Activity >> Would you work out how many lines below include the word "title"? Only that number is wanted.

Records for the exercise >>
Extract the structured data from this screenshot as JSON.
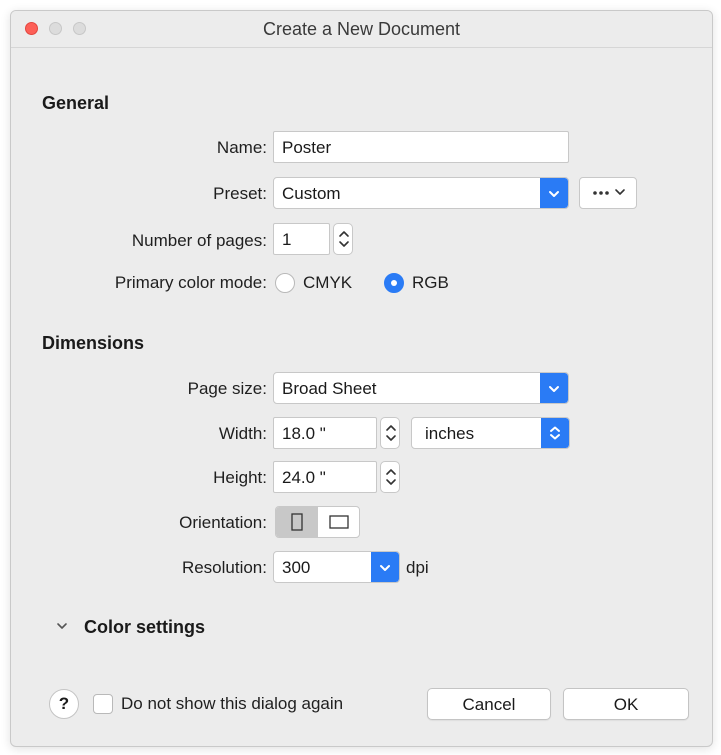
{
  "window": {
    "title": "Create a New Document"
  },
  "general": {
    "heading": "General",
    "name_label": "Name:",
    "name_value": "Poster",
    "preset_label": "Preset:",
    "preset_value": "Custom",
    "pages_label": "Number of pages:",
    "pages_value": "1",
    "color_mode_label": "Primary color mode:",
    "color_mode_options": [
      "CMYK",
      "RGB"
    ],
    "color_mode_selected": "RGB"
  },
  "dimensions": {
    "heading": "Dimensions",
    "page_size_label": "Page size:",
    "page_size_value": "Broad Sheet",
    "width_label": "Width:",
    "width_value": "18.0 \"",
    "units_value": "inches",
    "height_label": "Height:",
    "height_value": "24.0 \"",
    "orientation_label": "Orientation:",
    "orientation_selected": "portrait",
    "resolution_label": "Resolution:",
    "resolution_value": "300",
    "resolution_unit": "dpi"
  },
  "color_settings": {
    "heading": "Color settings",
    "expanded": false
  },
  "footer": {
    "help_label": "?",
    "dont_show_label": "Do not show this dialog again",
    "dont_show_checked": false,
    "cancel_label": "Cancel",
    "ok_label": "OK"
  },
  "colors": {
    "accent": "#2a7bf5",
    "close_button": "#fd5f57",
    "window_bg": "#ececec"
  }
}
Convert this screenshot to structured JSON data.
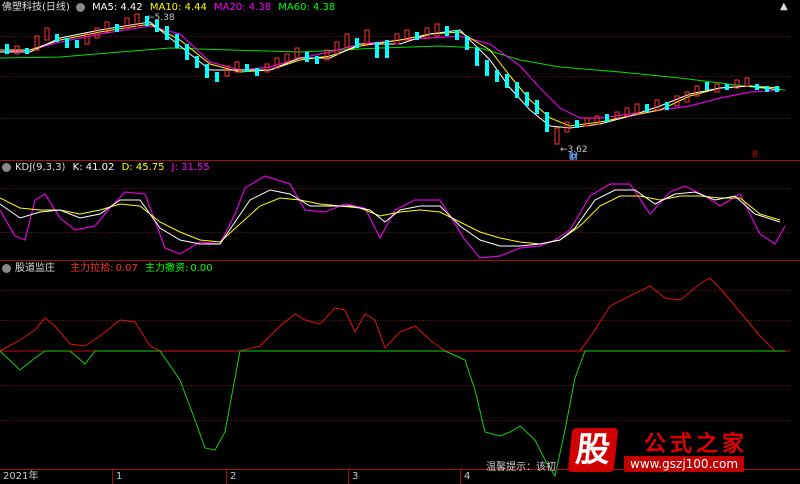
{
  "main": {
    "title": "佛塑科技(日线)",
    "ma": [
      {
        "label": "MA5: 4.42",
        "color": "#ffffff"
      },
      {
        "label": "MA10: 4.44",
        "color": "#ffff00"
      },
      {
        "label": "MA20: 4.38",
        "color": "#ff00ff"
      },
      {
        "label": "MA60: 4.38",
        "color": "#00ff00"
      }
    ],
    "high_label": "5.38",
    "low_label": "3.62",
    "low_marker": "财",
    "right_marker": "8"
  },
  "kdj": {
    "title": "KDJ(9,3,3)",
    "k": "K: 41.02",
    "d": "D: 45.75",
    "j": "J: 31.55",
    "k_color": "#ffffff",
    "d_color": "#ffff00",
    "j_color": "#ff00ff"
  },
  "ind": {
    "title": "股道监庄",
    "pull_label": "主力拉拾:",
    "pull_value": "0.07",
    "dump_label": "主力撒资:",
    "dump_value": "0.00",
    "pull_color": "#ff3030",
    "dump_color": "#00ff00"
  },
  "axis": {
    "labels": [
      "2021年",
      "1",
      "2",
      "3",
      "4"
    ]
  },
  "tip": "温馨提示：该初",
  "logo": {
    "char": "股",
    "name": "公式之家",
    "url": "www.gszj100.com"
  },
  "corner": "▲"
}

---

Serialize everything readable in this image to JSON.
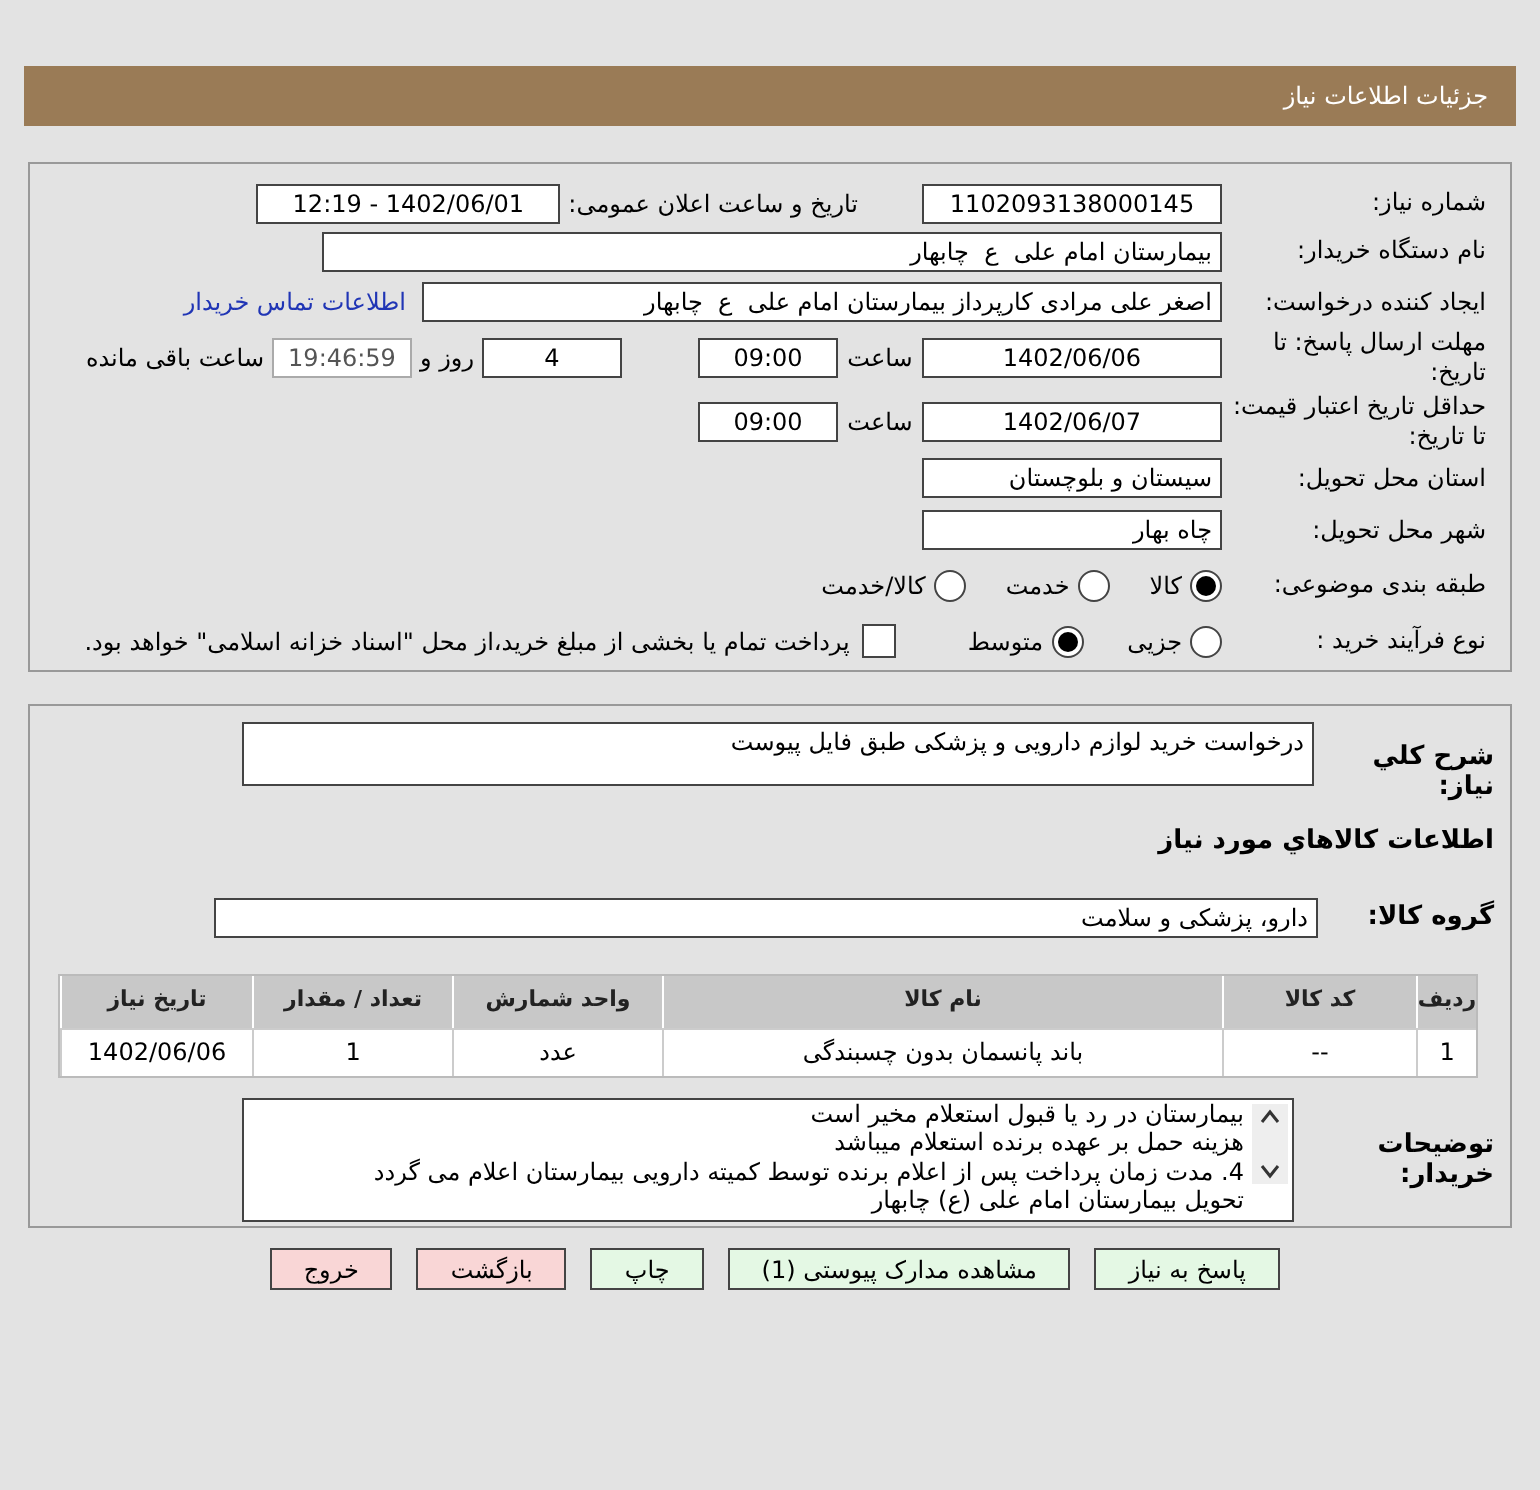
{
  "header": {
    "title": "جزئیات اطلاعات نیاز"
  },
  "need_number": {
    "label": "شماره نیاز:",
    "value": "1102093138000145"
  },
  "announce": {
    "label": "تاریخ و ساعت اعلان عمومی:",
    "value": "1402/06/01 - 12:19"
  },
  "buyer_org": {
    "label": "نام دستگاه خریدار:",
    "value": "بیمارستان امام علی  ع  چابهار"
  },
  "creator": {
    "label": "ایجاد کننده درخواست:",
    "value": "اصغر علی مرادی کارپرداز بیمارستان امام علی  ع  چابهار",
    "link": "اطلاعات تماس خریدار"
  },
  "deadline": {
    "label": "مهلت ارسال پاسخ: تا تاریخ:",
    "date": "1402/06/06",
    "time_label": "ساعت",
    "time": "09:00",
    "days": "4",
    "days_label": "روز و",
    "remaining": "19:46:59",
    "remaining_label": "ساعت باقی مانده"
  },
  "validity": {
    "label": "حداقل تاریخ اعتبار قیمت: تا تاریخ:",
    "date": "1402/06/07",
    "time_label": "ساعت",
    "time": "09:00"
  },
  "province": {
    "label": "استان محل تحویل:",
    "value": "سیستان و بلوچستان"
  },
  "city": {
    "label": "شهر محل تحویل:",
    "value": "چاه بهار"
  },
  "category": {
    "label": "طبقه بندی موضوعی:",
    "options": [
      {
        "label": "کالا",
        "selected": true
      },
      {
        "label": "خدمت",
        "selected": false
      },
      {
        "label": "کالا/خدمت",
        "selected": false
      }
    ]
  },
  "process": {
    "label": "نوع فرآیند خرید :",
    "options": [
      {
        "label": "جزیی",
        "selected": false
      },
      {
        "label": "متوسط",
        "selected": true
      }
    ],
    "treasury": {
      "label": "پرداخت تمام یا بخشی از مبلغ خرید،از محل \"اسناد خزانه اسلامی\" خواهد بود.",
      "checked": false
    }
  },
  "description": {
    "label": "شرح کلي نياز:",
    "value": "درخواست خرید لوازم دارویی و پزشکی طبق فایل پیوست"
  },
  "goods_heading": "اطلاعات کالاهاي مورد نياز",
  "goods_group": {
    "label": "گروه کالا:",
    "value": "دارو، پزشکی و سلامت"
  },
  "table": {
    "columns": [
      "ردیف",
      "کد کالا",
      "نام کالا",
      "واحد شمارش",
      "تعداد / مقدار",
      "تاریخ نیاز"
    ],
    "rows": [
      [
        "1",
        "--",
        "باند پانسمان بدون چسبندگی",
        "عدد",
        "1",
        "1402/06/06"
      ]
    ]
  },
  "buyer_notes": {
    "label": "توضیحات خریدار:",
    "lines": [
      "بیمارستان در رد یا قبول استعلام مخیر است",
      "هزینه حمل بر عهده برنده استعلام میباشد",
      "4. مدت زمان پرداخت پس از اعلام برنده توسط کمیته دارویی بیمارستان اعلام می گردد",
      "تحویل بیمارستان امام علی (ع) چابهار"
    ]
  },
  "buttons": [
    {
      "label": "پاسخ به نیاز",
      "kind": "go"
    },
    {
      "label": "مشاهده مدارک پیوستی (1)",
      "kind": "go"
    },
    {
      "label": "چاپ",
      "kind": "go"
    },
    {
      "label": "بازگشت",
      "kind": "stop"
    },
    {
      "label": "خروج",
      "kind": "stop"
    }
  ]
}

Result of this exercise >> 5